Departing Infosys CFO Rajiv Bansal’s hefty severance package was one of the central issues in the row that broke out between the company’s founders and its board, but East is far behind the West in offering so-called golden parachutes to CXOs. However, the concept is said to be fast catching on as companies increasingly hire executives from overseas.
India’s largest software exporter TCS said it will consider a share buyback at a board meeting next week.
देशके सबसे बड़े उद्योग घराने टाटा समूह के बाद अब देश की दूसरी सबसे बड़ी आईटी कंपनी इन्फोसिस में प्रमोटर और बोर्ड के बीच मतभेद सामने रहे हैं। प्रमोटरों ने एमडी और सीईओ विशाल सिक्का के सैलरी पैकेज के साथ उनके कुछ फैसलों पर सवाल उठाए हैं। इनमें दो पूर्व एक्जीक्यूटिव्स को कंपनी छोड़ते वक्त भारी-भरकम पैसे देना (सेवरेंस पैकेज) भी शामिल है।
Run by a kshatriya, a warrior – Vishal Sikka calls himself one – Infosys’ stocks continue to perform well despite allegation of “low corporate governance” by former chairman and co-founder NR Narayana Murthy.
The hullabaloo over former Infosys Chief Financial Officer Rajiv Bansal’s severance payout could just be the trigger for a larger war inside the IT bellwether. But the battle lines have yet to be clearly drawn. The question everyone seems to be invested in for now is: When will the warring sides come into the open and will all this destroy the company’s brand image?
It takes more than just a boardroom coup to oust a company’s chairman or chief executive, though Ratan Tata is different. It took him just one board meeting to remove Cyrus Mistry, then the chairman of Tata Sons, whose family’s firm Shapoorji Palonji holds 18.4% in the Tata Group.
Over the last 24 hours, the Indian IT Industry and media have been abuzz with supposed corporate governance issues at Infosys. The founders have lashed out at Vishal Sikka, CEO and the board via a letter that highlights possible corporate governance issues under the new management. While no facts have been presented until now, additional news material was floated this morning with some strong commentary from none other than NR Narayana Murthy himself.

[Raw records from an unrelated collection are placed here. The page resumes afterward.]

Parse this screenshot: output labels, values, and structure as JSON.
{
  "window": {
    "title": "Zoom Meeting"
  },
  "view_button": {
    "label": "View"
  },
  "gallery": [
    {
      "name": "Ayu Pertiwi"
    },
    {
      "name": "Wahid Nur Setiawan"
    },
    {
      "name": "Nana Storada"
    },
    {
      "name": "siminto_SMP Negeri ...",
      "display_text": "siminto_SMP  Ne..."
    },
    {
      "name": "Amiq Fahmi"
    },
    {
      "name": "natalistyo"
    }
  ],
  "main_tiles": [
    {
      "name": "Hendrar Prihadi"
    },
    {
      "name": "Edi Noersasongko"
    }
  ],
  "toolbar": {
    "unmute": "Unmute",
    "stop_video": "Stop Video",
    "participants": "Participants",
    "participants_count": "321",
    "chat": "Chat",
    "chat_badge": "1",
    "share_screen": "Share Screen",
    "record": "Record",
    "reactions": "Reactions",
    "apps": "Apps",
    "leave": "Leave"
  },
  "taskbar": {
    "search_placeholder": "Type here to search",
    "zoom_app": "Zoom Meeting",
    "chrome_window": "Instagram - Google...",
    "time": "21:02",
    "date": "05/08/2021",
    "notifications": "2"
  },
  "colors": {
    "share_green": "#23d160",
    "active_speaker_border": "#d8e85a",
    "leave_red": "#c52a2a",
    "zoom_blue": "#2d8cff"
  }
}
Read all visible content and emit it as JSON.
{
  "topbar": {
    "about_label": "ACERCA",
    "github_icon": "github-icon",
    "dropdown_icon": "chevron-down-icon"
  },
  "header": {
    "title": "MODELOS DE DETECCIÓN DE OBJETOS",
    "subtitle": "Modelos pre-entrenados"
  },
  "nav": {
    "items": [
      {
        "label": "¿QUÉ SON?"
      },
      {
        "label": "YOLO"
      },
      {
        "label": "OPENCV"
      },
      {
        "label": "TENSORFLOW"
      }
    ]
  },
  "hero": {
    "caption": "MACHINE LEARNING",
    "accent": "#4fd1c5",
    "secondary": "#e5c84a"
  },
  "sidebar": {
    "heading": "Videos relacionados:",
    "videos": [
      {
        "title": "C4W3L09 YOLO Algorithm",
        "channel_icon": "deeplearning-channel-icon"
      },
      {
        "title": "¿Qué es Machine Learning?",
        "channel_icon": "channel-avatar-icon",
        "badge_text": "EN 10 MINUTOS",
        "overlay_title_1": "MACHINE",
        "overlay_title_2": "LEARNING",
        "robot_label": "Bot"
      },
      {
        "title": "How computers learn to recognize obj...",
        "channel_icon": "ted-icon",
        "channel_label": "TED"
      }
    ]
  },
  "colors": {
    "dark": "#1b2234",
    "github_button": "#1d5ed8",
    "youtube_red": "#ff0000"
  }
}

Over the last 24 hours, the Indian IT Industry and media have been abuzz with supposed corporate governance issues at Infosys. Founders have lashed out at Vishal Sikka and the board via a letter that highlights possible corporate governance issues under the new management. While no facts have been presented until now, additional news material was floated this morning with some strong commentary from none other than NR Narayana Murthy himself.
The letter sent by founders to Infosys board raising governance concerns has given rise to nagging suspicion that remote controlling of a company by former promoters may be an emerging trend in Indian corporates that are restructuring and reinventing themselves to come to terms with the new business realities.
IT major Infosys today defended pay hike to chief executive Vishal Sikka and the severance package of two former senior executives saying all decisions were made “in the overall interest of the company”, amid reports of simmering differences between the CEO and its founders.
Today a legislation impacting H1-B visa programme has been introduced in the US House of Representatives making it difficult for companies in the US to employ skilled foreign workers. Among other things, the bill more than doubled the minimum wage requirement of H1-B visa holders to US $130,000.
It may not be a good time to be a techie in America. Correction: It may not be a good time to be a non-American in Trump’s America.
Software services industry, already facing pressures on profitability and revenue, has become the latest target of the Trump administration’s moves to protect American jobs.